> **Work order**:
Exclude the pictures, then repeat the remaining data exactly.

> **Supplied entries**:
Content starts
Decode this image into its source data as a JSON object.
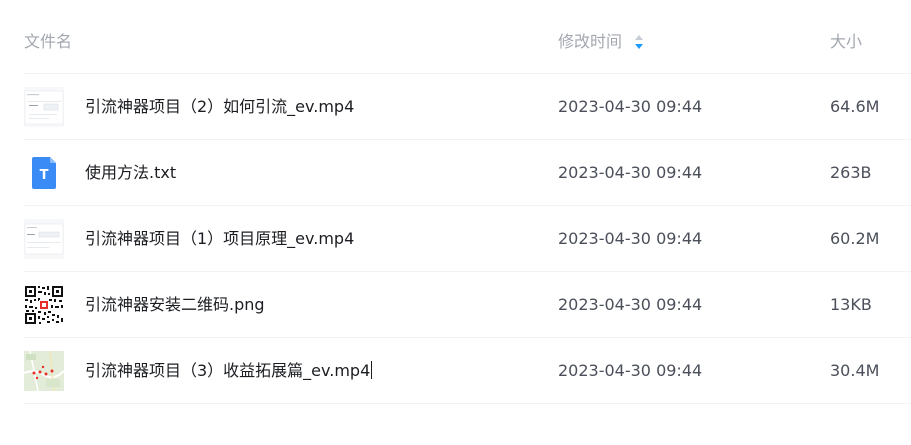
{
  "columns": {
    "name": "文件名",
    "modified": "修改时间",
    "size": "大小"
  },
  "sort": {
    "column": "modified",
    "icon": "sort-icon",
    "active_color": "#1e9bff",
    "inactive_color": "#c8ccd4"
  },
  "files": [
    {
      "name": "引流神器项目（2）如何引流_ev.mp4",
      "modified": "2023-04-30 09:44",
      "size": "64.6M",
      "type": "video"
    },
    {
      "name": "使用方法.txt",
      "modified": "2023-04-30 09:44",
      "size": "263B",
      "type": "text",
      "type_icon_label": "T"
    },
    {
      "name": "引流神器项目（1）项目原理_ev.mp4",
      "modified": "2023-04-30 09:44",
      "size": "60.2M",
      "type": "video"
    },
    {
      "name": "引流神器安装二维码.png",
      "modified": "2023-04-30 09:44",
      "size": "13KB",
      "type": "image-qr"
    },
    {
      "name": "引流神器项目（3）收益拓展篇_ev.mp4",
      "modified": "2023-04-30 09:44",
      "size": "30.4M",
      "type": "video-map"
    }
  ],
  "colors": {
    "header_text": "#a3a7b0",
    "name_text": "#1b1d22",
    "meta_text": "#4a4f5a",
    "divider": "#f2f3f5",
    "txt_icon": "#3a8bf5"
  }
}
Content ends
> **Finished exercise**:
Decode this image into its source data as a JSON object.
{
  "columns": {
    "name": "文件名",
    "modified": "修改时间",
    "size": "大小"
  },
  "sort": {
    "column": "modified",
    "icon": "sort-icon",
    "active_color": "#1e9bff",
    "inactive_color": "#c8ccd4"
  },
  "files": [
    {
      "name": "引流神器项目（2）如何引流_ev.mp4",
      "modified": "2023-04-30 09:44",
      "size": "64.6M",
      "type": "video"
    },
    {
      "name": "使用方法.txt",
      "modified": "2023-04-30 09:44",
      "size": "263B",
      "type": "text",
      "type_icon_label": "T"
    },
    {
      "name": "引流神器项目（1）项目原理_ev.mp4",
      "modified": "2023-04-30 09:44",
      "size": "60.2M",
      "type": "video"
    },
    {
      "name": "引流神器安装二维码.png",
      "modified": "2023-04-30 09:44",
      "size": "13KB",
      "type": "image-qr"
    },
    {
      "name": "引流神器项目（3）收益拓展篇_ev.mp4",
      "modified": "2023-04-30 09:44",
      "size": "30.4M",
      "type": "video-map"
    }
  ],
  "colors": {
    "header_text": "#a3a7b0",
    "name_text": "#1b1d22",
    "meta_text": "#4a4f5a",
    "divider": "#f2f3f5",
    "txt_icon": "#3a8bf5"
  }
}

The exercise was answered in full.